On Tuesday, Los Angeles County supervisors voted in favor of calling for new state oversight of outpatient surgery clinics, the Los Angeles Times reports.
The move comes after FDA recently sent warning letters to eight surgical centers and the marketing firm 1-800-GET-THIN LLC in California about misleading ads of Lap-Band, a device used to treat obesity (Pfeifer , Los Angeles Times, 12/20).
According to FDA, the surgical centers and the marketing firm used billboards and advertising inserts that did not provide the required risk information about Lap-Band procedures, such as warnings, precautions and possible side effects. In addition, the agency said the font size used for risk information in the inserts was too small for consumers to read (California Healthline, 12/14).
Details of Supervisors' Meeting

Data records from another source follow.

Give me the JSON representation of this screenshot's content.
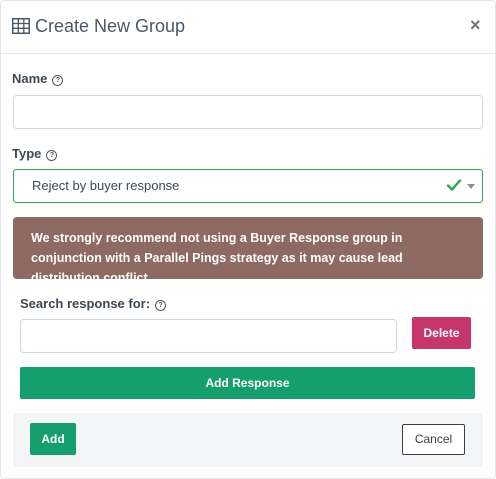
{
  "dialog": {
    "title": "Create New Group",
    "close_label": "×"
  },
  "form": {
    "name_label": "Name",
    "name_value": "",
    "type_label": "Type",
    "type_value": "Reject by buyer response",
    "help_glyph": "?",
    "alert_text": "We strongly recommend not using a Buyer Response group in conjunction with a Parallel Pings strategy as it may cause lead distribution conflict.",
    "search_label": "Search response for:",
    "search_value": "",
    "delete_label": "Delete",
    "add_response_label": "Add Response"
  },
  "footer": {
    "add_label": "Add",
    "cancel_label": "Cancel"
  },
  "colors": {
    "primary_green": "#159f6e",
    "delete_pink": "#c6356b",
    "alert_brown": "#8e6a62",
    "valid_green": "#2aa84a"
  },
  "icons": {
    "title": "table-icon",
    "close": "close-icon",
    "help": "help-circle-icon",
    "valid": "checkmark-icon",
    "dropdown": "caret-down-icon"
  }
}
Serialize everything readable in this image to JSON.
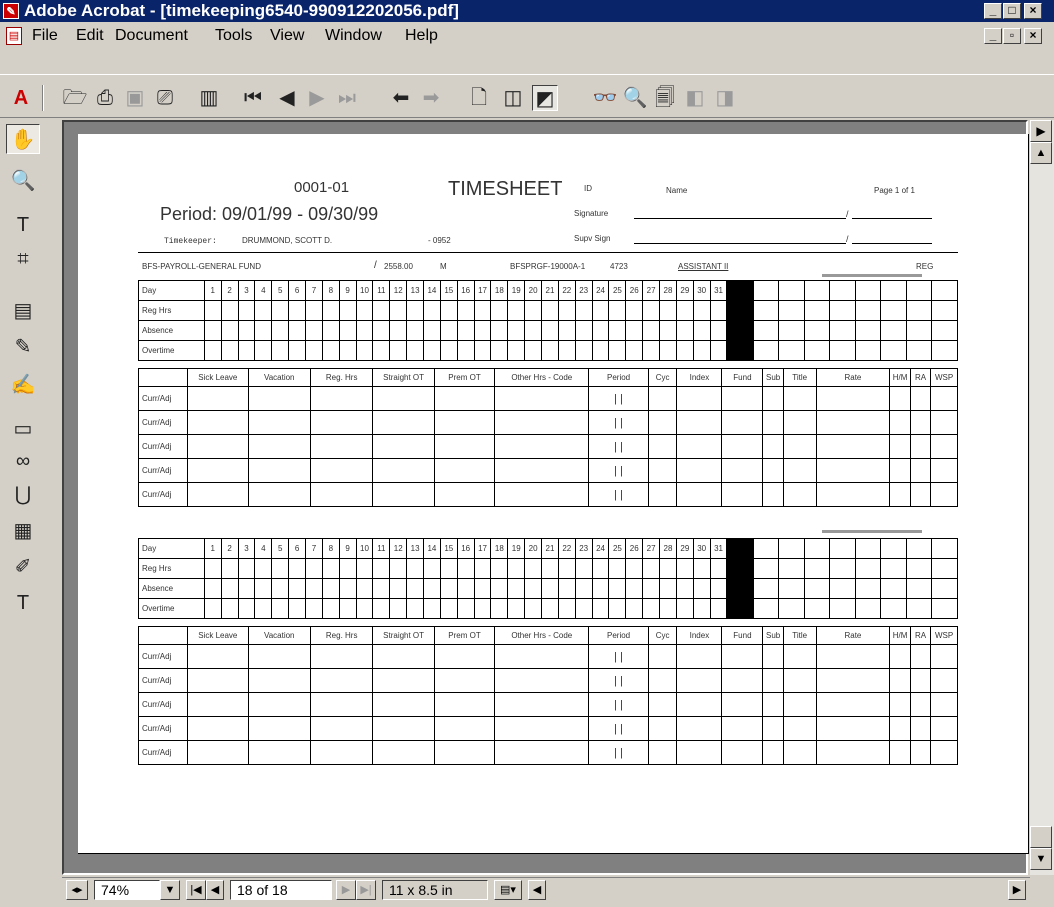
{
  "window": {
    "title": "Adobe Acrobat - [timekeeping6540-990912202056.pdf]",
    "controls_outer": [
      "_",
      "□",
      "×"
    ],
    "controls_inner": [
      "_",
      "▫",
      "×"
    ]
  },
  "menu": {
    "items": [
      "File",
      "Edit",
      "Document",
      "Tools",
      "View",
      "Window",
      "Help"
    ]
  },
  "toolbar": {
    "icons": [
      "open-icon",
      "acquire-icon",
      "save-icon",
      "print-icon",
      "show-bookmarks-icon",
      "first-page-icon",
      "previous-page-icon",
      "next-page-icon",
      "last-page-icon",
      "go-back-icon",
      "go-forward-icon",
      "actual-size-icon",
      "fit-page-icon",
      "fit-width-icon",
      "find-icon",
      "search-icon",
      "search-results-icon",
      "previous-highlight-icon",
      "next-highlight-icon"
    ]
  },
  "left_tools": {
    "icons": [
      "hand-tool-icon",
      "zoom-tool-icon",
      "text-select-tool-icon",
      "crop-tool-icon",
      "note-tool-icon",
      "pencil-tool-icon",
      "highlight-tool-icon",
      "movie-tool-icon",
      "link-tool-icon",
      "article-tool-icon",
      "form-tool-icon",
      "signature-tool-icon",
      "touchup-text-tool-icon"
    ]
  },
  "document": {
    "code": "0001-01",
    "heading": "TIMESHEET",
    "period": "Period:  09/01/99 - 09/30/99",
    "timekeeper_label": "Timekeeper:",
    "timekeeper_name": "DRUMMOND, SCOTT D.",
    "timekeeper_ext": "- 0952",
    "id_label": "ID",
    "name_label": "Name",
    "page_label": "Page  1   of  1",
    "signature_label": "Signature",
    "supv_sign_label": "Supv Sign",
    "slash": "/",
    "fund": "BFS-PAYROLL-GENERAL FUND",
    "amount": "2558.00",
    "amount_slash": "/",
    "code_m": "M",
    "acct": "BFSPRGF-19000A-1",
    "num": "4723",
    "position": "ASSISTANT II",
    "reg": "REG"
  },
  "timesheet": {
    "day_label": "Day",
    "row_labels": [
      "Reg Hrs",
      "Absence",
      "Overtime"
    ],
    "days": [
      "1",
      "2",
      "3",
      "4",
      "5",
      "6",
      "7",
      "8",
      "9",
      "10",
      "11",
      "12",
      "13",
      "14",
      "15",
      "16",
      "17",
      "18",
      "19",
      "20",
      "21",
      "22",
      "23",
      "24",
      "25",
      "26",
      "27",
      "28",
      "29",
      "30",
      "31"
    ],
    "col_headers": [
      "Sick Leave",
      "Vacation",
      "Reg. Hrs",
      "Straight OT",
      "Prem OT",
      "Other Hrs - Code",
      "Period",
      "Cyc",
      "Index",
      "Fund",
      "Sub",
      "Title",
      "Rate",
      "H/M",
      "RA",
      "WSP"
    ],
    "adj_label": "Curr/Adj",
    "period_marks": "|   |"
  },
  "statusbar": {
    "zoom": "74%",
    "page": "18 of 18",
    "page_size": "11 x 8.5 in"
  }
}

During their meeting on Tuesday, supervisors tasked staff members to pursue legislation to boost regulation and oversight of clinics and hospitals that perform Lap-Band weight-loss surgery (Villacorte, Los Angeles Daily News, 12/20). Under current law, outpatient surgery clinics are licensed by private accrediting bodies. The board voted to seek a new statute that would give oversight authority of such centers to the state Department of Health Care Services (Pfeifer , Los Angeles Times, 12/20).
Supervisors also directed county attorneys to examine what legal options are available to ensure that ads for the weight-loss procedure are truthful. However, it is unclear whether the county has the authority to regulate such ads (Los Angeles Daily News, 12/20).
Advertising Agency Response
Also during their meeting on Tuesday, supervisors questioned Robert Silverman, president of 1-800-GET-THIN (Pfeifer , Los Angeles Times, 12/20).
Silverman said, "We are making every diligent effort to fully comply our advertising campaign with the FDA rules and regulations."
However, Silverman questioned whether the advertising agency falls under FDA regulations because the company does not perform surgeries or manufacture the Lap-Band device.
Prior to the meeting, Silverman sent a letter to Supervisor Mark Ridley-Thomas stating that the company had added warnings to its website and was revamping its ads on billboards, TV and radio (Pfeifer , Los Angeles Times, 12/20).
On Tuesday, KPCC's "KPCC News" reported on the board of supervisors' meeting about Lap-Band advertising (O'Neill, "KPCC News," KPCC, 12/20).